Ahead of January Trial, Federal Judge Strikes Down Provision of Florida’s Anti-Sanctuary Law
In lawsuit challenging Florida Senate Bill 168, judge permanently blocks a critical transportation provision of the legislation
District Judge Beth Bloom has issued an order blocking Florida law enforcement agencies from transporting persons in their custody outside of their jurisdiction for the purpose of handing them over to Immigration and Customs Enforcement (ICE). The order comes just weeks before trial in the City of South Miami, et al. v. Ron DeSantis, et al. case, scheduled for January 4-7 and tentatively January 11.
The case was filed by a coalition of immigrant and civil rights organizations in 2019 after Florida passed Senate Bill 168, which prohibits sanctuary policies and requires local police to act as ICE agents and comply with detainer requests. In her order, Judge Bloom found the transportation provision of S.B. 168 preempted by federal law and thus unconstitutional.
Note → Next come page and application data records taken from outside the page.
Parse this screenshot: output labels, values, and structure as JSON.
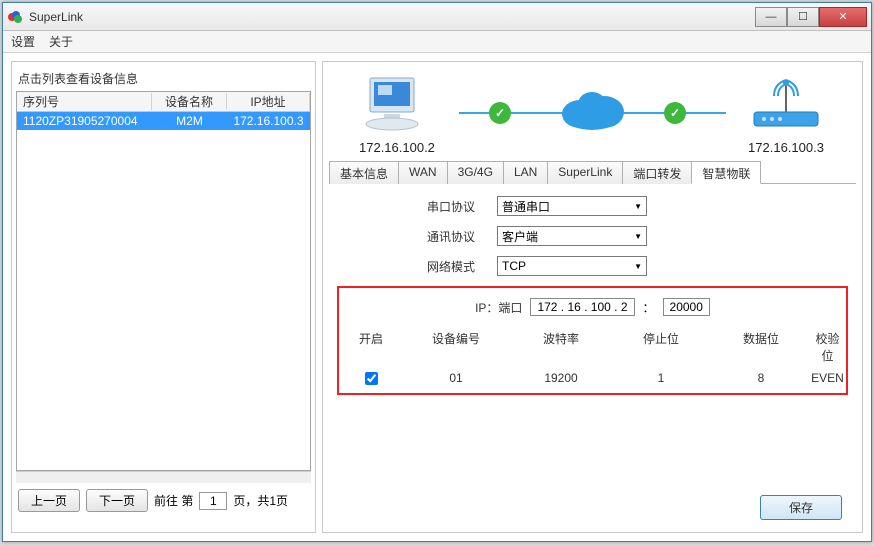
{
  "window": {
    "title": "SuperLink"
  },
  "menu": {
    "settings": "设置",
    "about": "关于"
  },
  "left": {
    "hint": "点击列表查看设备信息",
    "headers": {
      "serial": "序列号",
      "name": "设备名称",
      "ip": "IP地址"
    },
    "row": {
      "serial": "1120ZP31905270004",
      "name": "M2M",
      "ip": "172.16.100.3"
    },
    "pager": {
      "prev": "上一页",
      "next": "下一页",
      "goto": "前往  第",
      "page": "1",
      "total": "页，共1页"
    }
  },
  "diagram": {
    "left_ip": "172.16.100.2",
    "right_ip": "172.16.100.3"
  },
  "tabs": {
    "basic": "基本信息",
    "wan": "WAN",
    "g": "3G/4G",
    "lan": "LAN",
    "superlink": "SuperLink",
    "portfwd": "端口转发",
    "iot": "智慧物联"
  },
  "form": {
    "serial_proto_label": "串口协议",
    "serial_proto_value": "普通串口",
    "comm_proto_label": "通讯协议",
    "comm_proto_value": "客户端",
    "net_mode_label": "网络模式",
    "net_mode_value": "TCP",
    "ip_port_label": "IP：端口",
    "ip_value": "172  .  16  .  100  .   2",
    "port_colon": "：",
    "port_value": "20000"
  },
  "grid": {
    "headers": {
      "enable": "开启",
      "devno": "设备编号",
      "baud": "波特率",
      "stop": "停止位",
      "data": "数据位",
      "parity": "校验位"
    },
    "row": {
      "enable": true,
      "devno": "01",
      "baud": "19200",
      "stop": "1",
      "data": "8",
      "parity": "EVEN"
    }
  },
  "buttons": {
    "save": "保存"
  },
  "icons": {
    "check": "✓",
    "dropdown": "▼",
    "min": "—",
    "max": "☐",
    "close": "✕"
  }
}
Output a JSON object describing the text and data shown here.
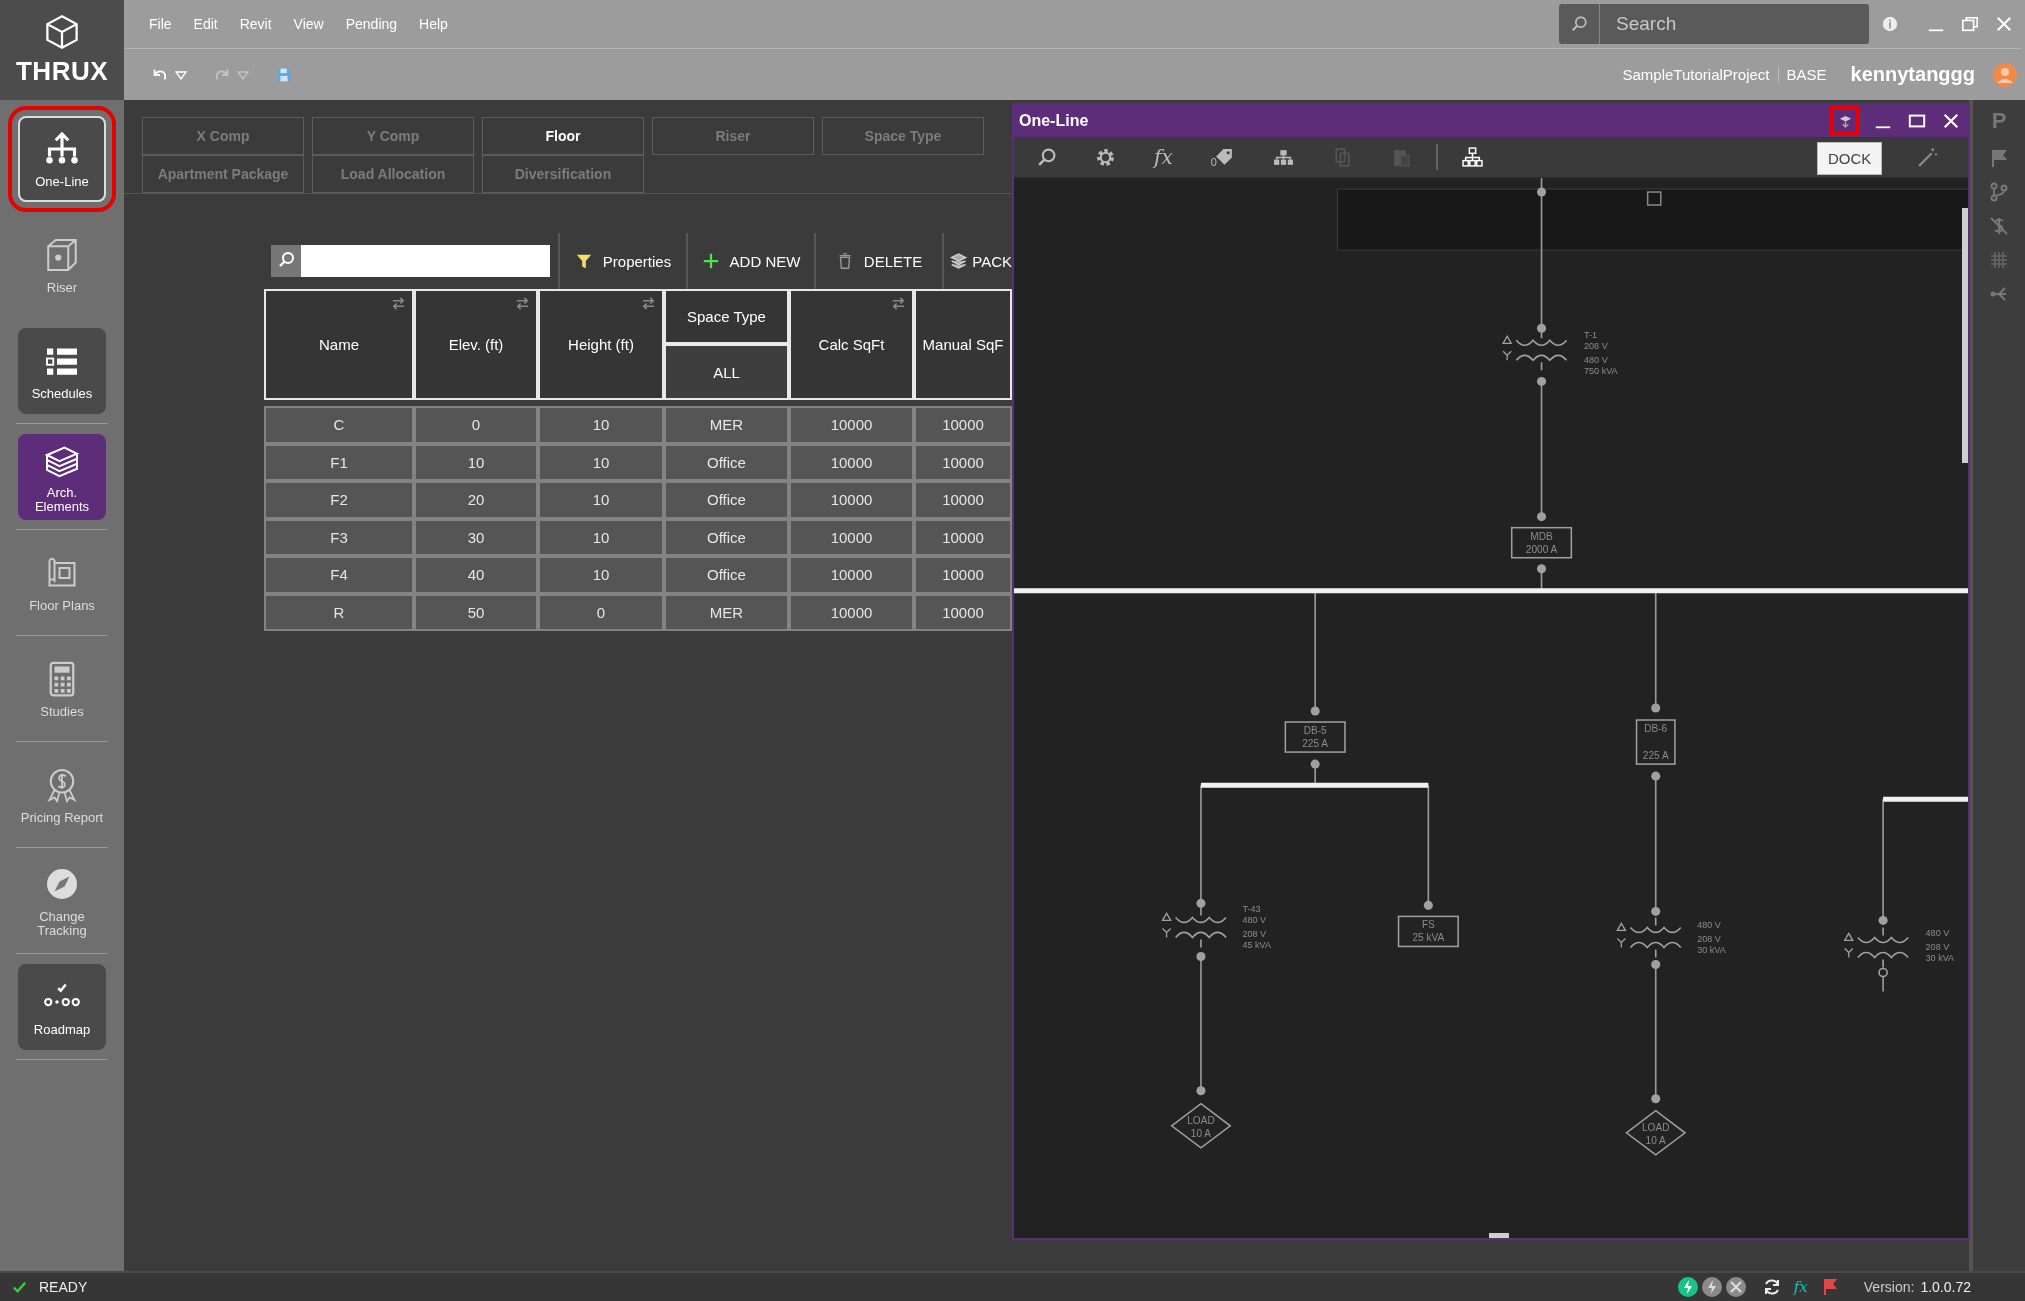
{
  "app": {
    "logo": "THRUX"
  },
  "menu": [
    "File",
    "Edit",
    "Revit",
    "View",
    "Pending",
    "Help"
  ],
  "search": {
    "placeholder": "Search"
  },
  "project": {
    "name": "SampleTutorialProject",
    "branch": "BASE",
    "user": "kennytanggg"
  },
  "sidebar": {
    "items": [
      {
        "label": "One-Line",
        "selected": false,
        "boxed": true,
        "highlighted": true
      },
      {
        "label": "Riser",
        "selected": false,
        "boxed": false,
        "highlighted": false
      },
      {
        "label": "Schedules",
        "selected": false,
        "boxed": true,
        "highlighted": false
      },
      {
        "label": "Arch. Elements",
        "selected": true,
        "boxed": false,
        "highlighted": false
      },
      {
        "label": "Floor Plans",
        "selected": false,
        "boxed": false,
        "highlighted": false
      },
      {
        "label": "Studies",
        "selected": false,
        "boxed": false,
        "highlighted": false
      },
      {
        "label": "Pricing Report",
        "selected": false,
        "boxed": false,
        "highlighted": false
      },
      {
        "label": "Change Tracking",
        "selected": false,
        "boxed": false,
        "highlighted": false
      },
      {
        "label": "Roadmap",
        "selected": false,
        "boxed": true,
        "highlighted": false
      }
    ]
  },
  "tab_rows": [
    {
      "tabs": [
        {
          "label": "X Comp",
          "selected": false
        },
        {
          "label": "Y Comp",
          "selected": false
        },
        {
          "label": "Floor",
          "selected": true
        },
        {
          "label": "Riser",
          "selected": false
        },
        {
          "label": "Space Type",
          "selected": false
        }
      ]
    },
    {
      "tabs": [
        {
          "label": "Apartment Package",
          "selected": false
        },
        {
          "label": "Load Allocation",
          "selected": false
        },
        {
          "label": "Diversification",
          "selected": false
        }
      ]
    }
  ],
  "grid_buttons": [
    {
      "label": "Properties",
      "kind": "filter"
    },
    {
      "label": "ADD NEW",
      "kind": "add"
    },
    {
      "label": "DELETE",
      "kind": "delete"
    },
    {
      "label": "PACK",
      "kind": "package"
    }
  ],
  "table": {
    "columns": [
      {
        "label": "Name",
        "sortable": true
      },
      {
        "label": "Elev. (ft)",
        "sortable": true
      },
      {
        "label": "Height (ft)",
        "sortable": true
      },
      {
        "label": "Space Type",
        "sortable": false,
        "filter": "ALL"
      },
      {
        "label": "Calc SqFt",
        "sortable": true
      },
      {
        "label": "Manual SqF",
        "sortable": false
      }
    ],
    "rows": [
      [
        "C",
        "0",
        "10",
        "MER",
        "10000",
        "10000"
      ],
      [
        "F1",
        "10",
        "10",
        "Office",
        "10000",
        "10000"
      ],
      [
        "F2",
        "20",
        "10",
        "Office",
        "10000",
        "10000"
      ],
      [
        "F3",
        "30",
        "10",
        "Office",
        "10000",
        "10000"
      ],
      [
        "F4",
        "40",
        "10",
        "Office",
        "10000",
        "10000"
      ],
      [
        "R",
        "50",
        "0",
        "MER",
        "10000",
        "10000"
      ]
    ]
  },
  "one_line_window": {
    "title": "One-Line",
    "tag_count": "0",
    "fx": "fx",
    "tooltip": "DOCK",
    "dock_highlighted": true,
    "diagram": {
      "group_box": {
        "checked": false
      },
      "nodes": [
        {
          "kind": "transformer",
          "lines": [
            "T-1",
            "208 V",
            "480 V",
            "750 kVA"
          ]
        },
        {
          "kind": "panel",
          "lines": [
            "MDB",
            "2000 A"
          ]
        },
        {
          "kind": "panel",
          "lines": [
            "DB-5",
            "225 A"
          ]
        },
        {
          "kind": "panel",
          "lines": [
            "DB-6",
            "225 A"
          ]
        },
        {
          "kind": "transformer",
          "lines": [
            "T-43",
            "480 V",
            "208 V",
            "45 kVA"
          ]
        },
        {
          "kind": "panel",
          "lines": [
            "FS",
            "25 kVA"
          ]
        },
        {
          "kind": "transformer",
          "lines": [
            "480 V",
            "208 V",
            "30 kVA"
          ]
        },
        {
          "kind": "transformer",
          "lines": [
            "480 V",
            "208 V",
            "30 kVA"
          ]
        },
        {
          "kind": "load",
          "lines": [
            "LOAD",
            "10 A"
          ]
        },
        {
          "kind": "load",
          "lines": [
            "LOAD",
            "10 A"
          ]
        }
      ]
    }
  },
  "right_rail": {
    "letter": "P"
  },
  "status_bar": {
    "status": "READY",
    "fx": "fx",
    "version_label": "Version:",
    "version": "1.0.0.72"
  }
}
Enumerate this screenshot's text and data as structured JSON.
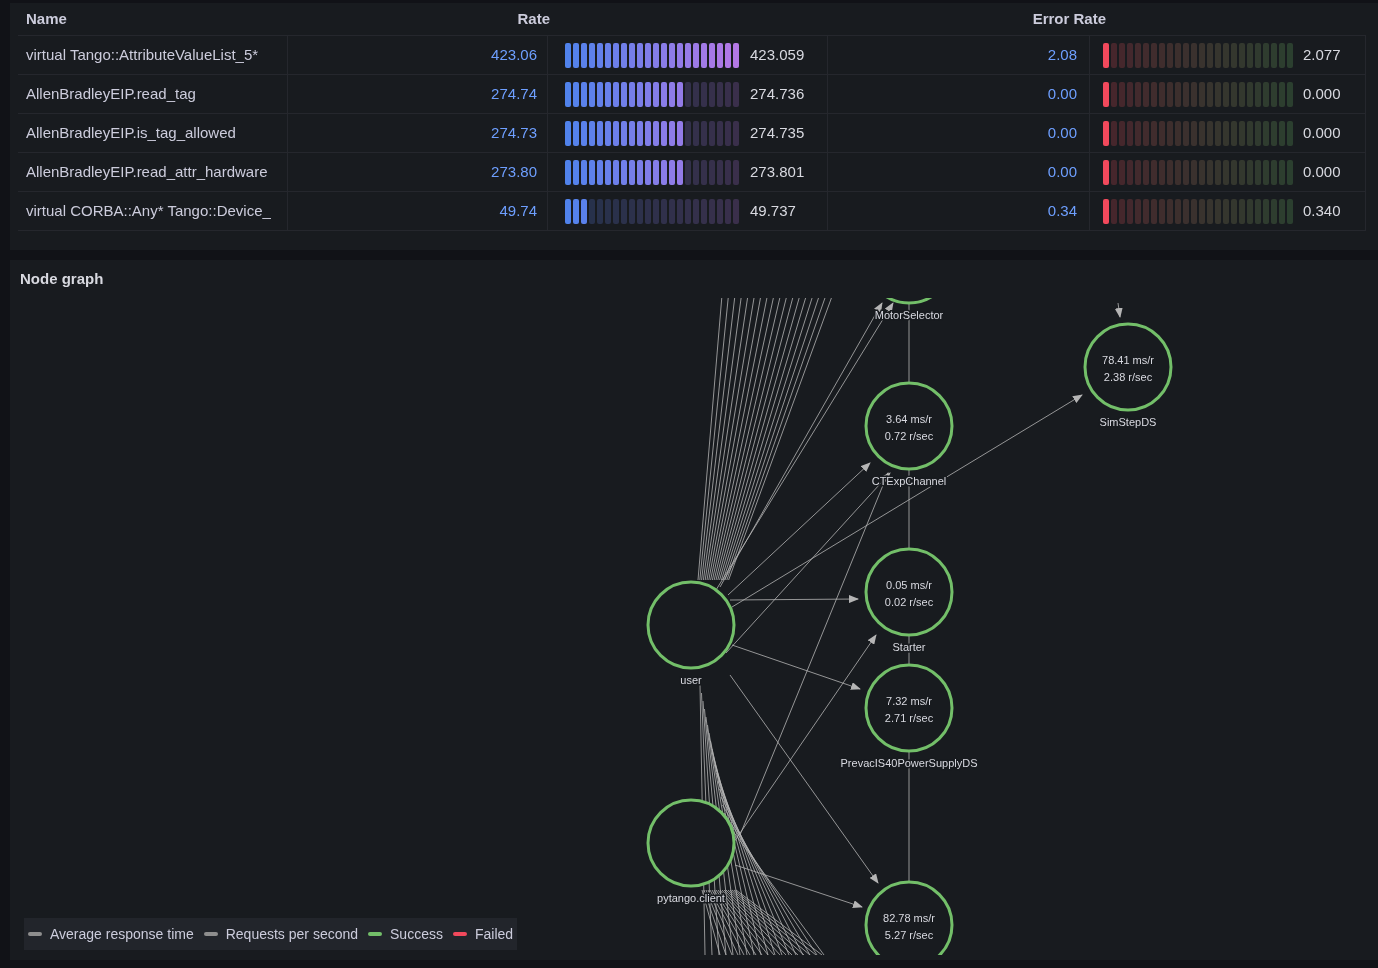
{
  "table": {
    "columns": [
      {
        "label": "Name"
      },
      {
        "label": "Rate"
      },
      {
        "label": "Error Rate"
      }
    ],
    "rows": [
      {
        "name": "virtual Tango::AttributeValueList_5*",
        "rate": "423.06",
        "rate_reading": "423.059",
        "error_rate": "2.08",
        "error_reading": "2.077"
      },
      {
        "name": "AllenBradleyEIP.read_tag",
        "rate": "274.74",
        "rate_reading": "274.736",
        "error_rate": "0.00",
        "error_reading": "0.000"
      },
      {
        "name": "AllenBradleyEIP.is_tag_allowed",
        "rate": "274.73",
        "rate_reading": "274.735",
        "error_rate": "0.00",
        "error_reading": "0.000"
      },
      {
        "name": "AllenBradleyEIP.read_attr_hardware",
        "rate": "273.80",
        "rate_reading": "273.801",
        "error_rate": "0.00",
        "error_reading": "0.000"
      },
      {
        "name": "virtual CORBA::Any* Tango::Device_",
        "rate": "49.74",
        "rate_reading": "49.737",
        "error_rate": "0.34",
        "error_reading": "0.340"
      }
    ]
  },
  "node_graph": {
    "title": "Node graph",
    "nodes": [
      {
        "label": "MotorSelector"
      },
      {
        "label": "SimStepDS",
        "stats": [
          "78.41 ms/r",
          "2.38 r/sec"
        ]
      },
      {
        "label": "CTExpChannel",
        "stats": [
          "3.64 ms/r",
          "0.72 r/sec"
        ]
      },
      {
        "label": "Starter",
        "stats": [
          "0.05 ms/r",
          "0.02 r/sec"
        ]
      },
      {
        "label": "user"
      },
      {
        "label": "PrevacIS40PowerSupplyDS",
        "stats": [
          "7.32 ms/r",
          "2.71 r/sec"
        ]
      },
      {
        "label": "pytango.client"
      },
      {
        "stats": [
          "82.78 ms/r",
          "5.27 r/sec"
        ]
      }
    ],
    "legend": [
      {
        "label": "Average response time",
        "color": "#8e8e8e"
      },
      {
        "label": "Requests per second",
        "color": "#8e8e8e"
      },
      {
        "label": "Success",
        "color": "#73bf69"
      },
      {
        "label": "Failed",
        "color": "#f2495c"
      }
    ]
  }
}
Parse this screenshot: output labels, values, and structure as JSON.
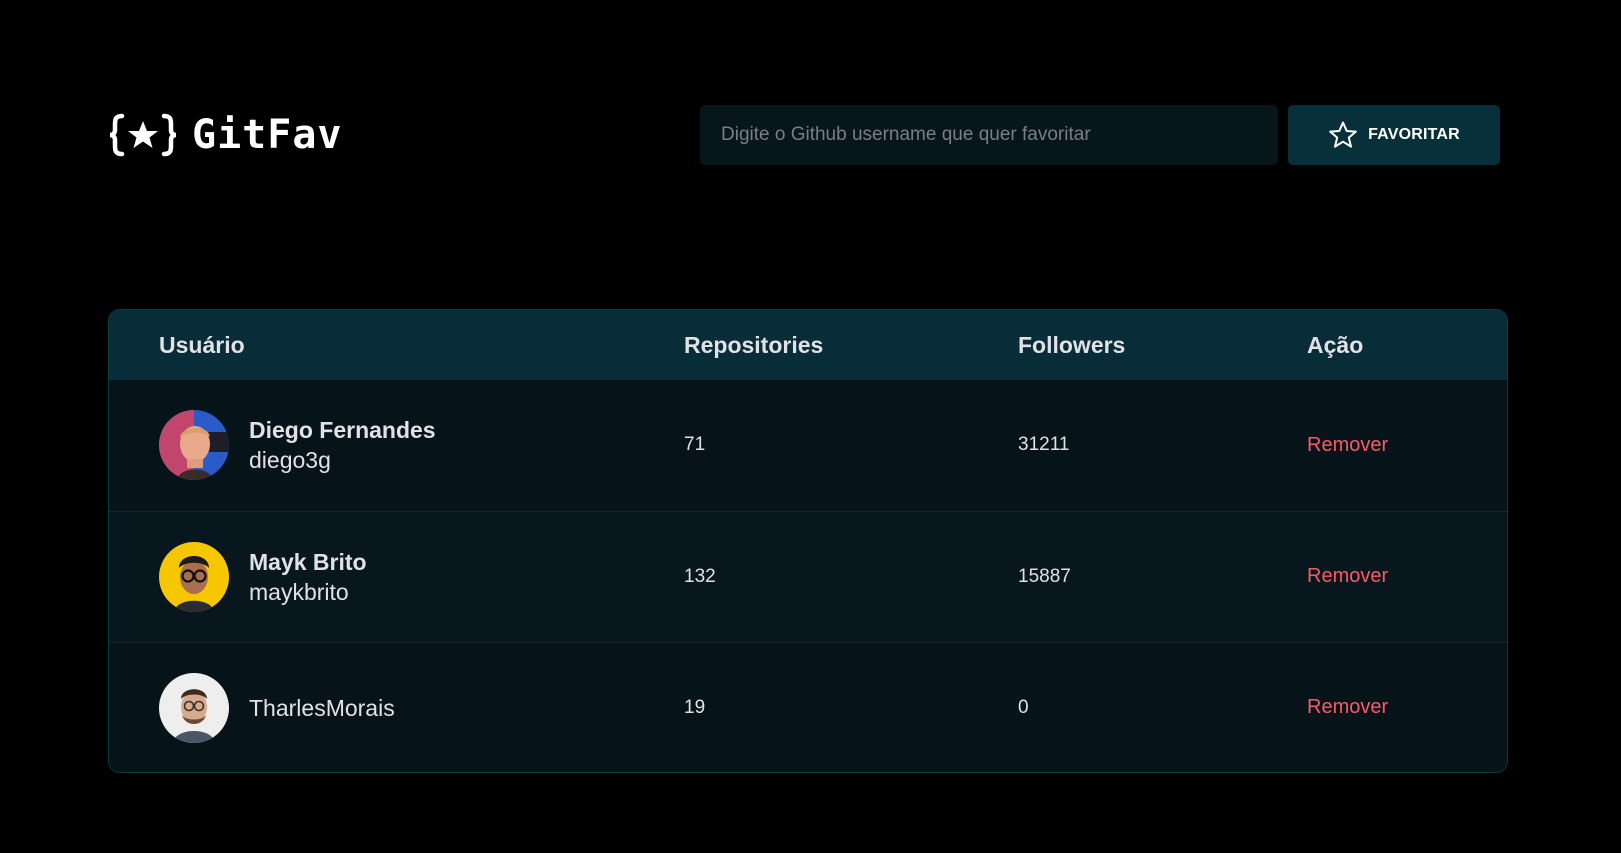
{
  "app": {
    "logo_text": "GitFav",
    "logo_icon": "braces-star-icon"
  },
  "search": {
    "placeholder": "Digite o Github username que quer favoritar",
    "value": "",
    "button_label": "FAVORITAR",
    "button_icon": "star-outline-icon"
  },
  "table": {
    "columns": {
      "user": "Usuário",
      "repositories": "Repositories",
      "followers": "Followers",
      "action": "Ação"
    },
    "rows": [
      {
        "name": "Diego Fernandes",
        "login": "diego3g",
        "repositories": "71",
        "followers": "31211",
        "action": "Remover"
      },
      {
        "name": "Mayk Brito",
        "login": "maykbrito",
        "repositories": "132",
        "followers": "15887",
        "action": "Remover"
      },
      {
        "name": "",
        "login": "TharlesMorais",
        "repositories": "19",
        "followers": "0",
        "action": "Remover"
      }
    ]
  },
  "colors": {
    "background": "#000000",
    "header_row": "#092D38",
    "button": "#08303B",
    "input": "#06161B",
    "remove": "#F75A68"
  }
}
The plaintiff organizations include the Florida Immigrant Coalition (FLIC), Farmworker Association of Florida (FWAF), WeCount!, Americans for Immigrant Justice, Hope Community Center, QLatinx, Westminster Presbyterian United Church, The Guatemalan-Maya Center, Inc., and the Family Action Network Movement. The suit was filed by attorneys with the Community Justice Project, INC., the Immigration Clinic at the University of Miami School of Law, and the Southern Poverty Law Center (SPLC).
“We celebrate that even before going to trial, a provision of S.B. 168, the entanglement of local police in transporting detained people for ICE, has been struck down as unconstitutional,” said Maria Rodriguez, Executive Director of FLIC. “We look forward to arguing how S.B. 168, motivated by racism, is harmful not just to the families targeted, but also to our democracy, our safety, and our budgets.”
“Our members have been on the frontlines, pushing back against our state’s growing collaboration with ICE and the white supremacist agenda of hate groups like FAIR and FLIMEN,” said Oscar Londoño, Executive Director of WeCount!. “We look forward to trial and to proving that S.B. 168 is discriminatory and unconstitutional, and has no place in Florida.”
Antonio Tovar, outgoing Executive Director of FWAF, recounted that, “We fought this bill before becoming law because Florida’s economy depends on working immigrants and visitors, and its implementation only encourages profiling people by authorities. We are happy to see the judicial system starting to agree with us.”
“We are encouraged by the judge’s decision that the transportation provision is unconstitutional,” said Laura Pichardo-Cruz, Executive Director of the Hope CommUnity Center. “At the heart of Hope’s work is the protection and celebration of the immigrant community. We are confident that the evidence at trial will reveal that S.B. 168 is unconstitutional and exists primarily to vilify, scapegoat, and target that very community.”
“It’s our communities, not ICE, who hold the solutions to public safety,” said Oliver Torres, a Senior Outreach Paralegal for the SPLC’s Immigrant Justice Project. “The Court’s order is a step in the right direction and we’re eager to enter trial knowing that we can improve the safety and well-being of our communities by ending Florida’s entanglement with ICE.”
In the upcoming trial, the Plaintiffs and advocates will argue that S.B. 168 violates the Equal Protection Clause and is discriminatory in both its intent and impact.
Judge Bloom also denied both Defendants’ and Plaintiffs’ motions for summary judgement. In doing so, Judge Bloom commented on the Plaintiffs’ evidence that anti-immigrant groups like Floridians for Immigration Enforcement (FLIMEN) and the Center for Immigration Studies (CIS) were involved in the drafting of S.B. 168.
“Unsurprisingly, the issues of whether controversial groups like FLIMEN, FAIR, and CIS participated in drafting and developing SB 168, and to what extent, are among the most contentious in this litigation,” Judge Bloom wrote in her order. “Moreover, despite Defendants’ representations to the contrary, Plaintiffs offer a wide array of evidence that, at the very least, raises reasonable inferences that these organizations were actively involved in drafting, editing, and reviewing SB 168 leading up to its enactment.”
The SPLC classifies CIS and FAIR as anti-immigrant hate groups, and FLIMEN as an anti-immigrant group. S.B. 168 targets Black and brown individuals based on their race and national origin, in addition to eroding trust between communities and law enforcement.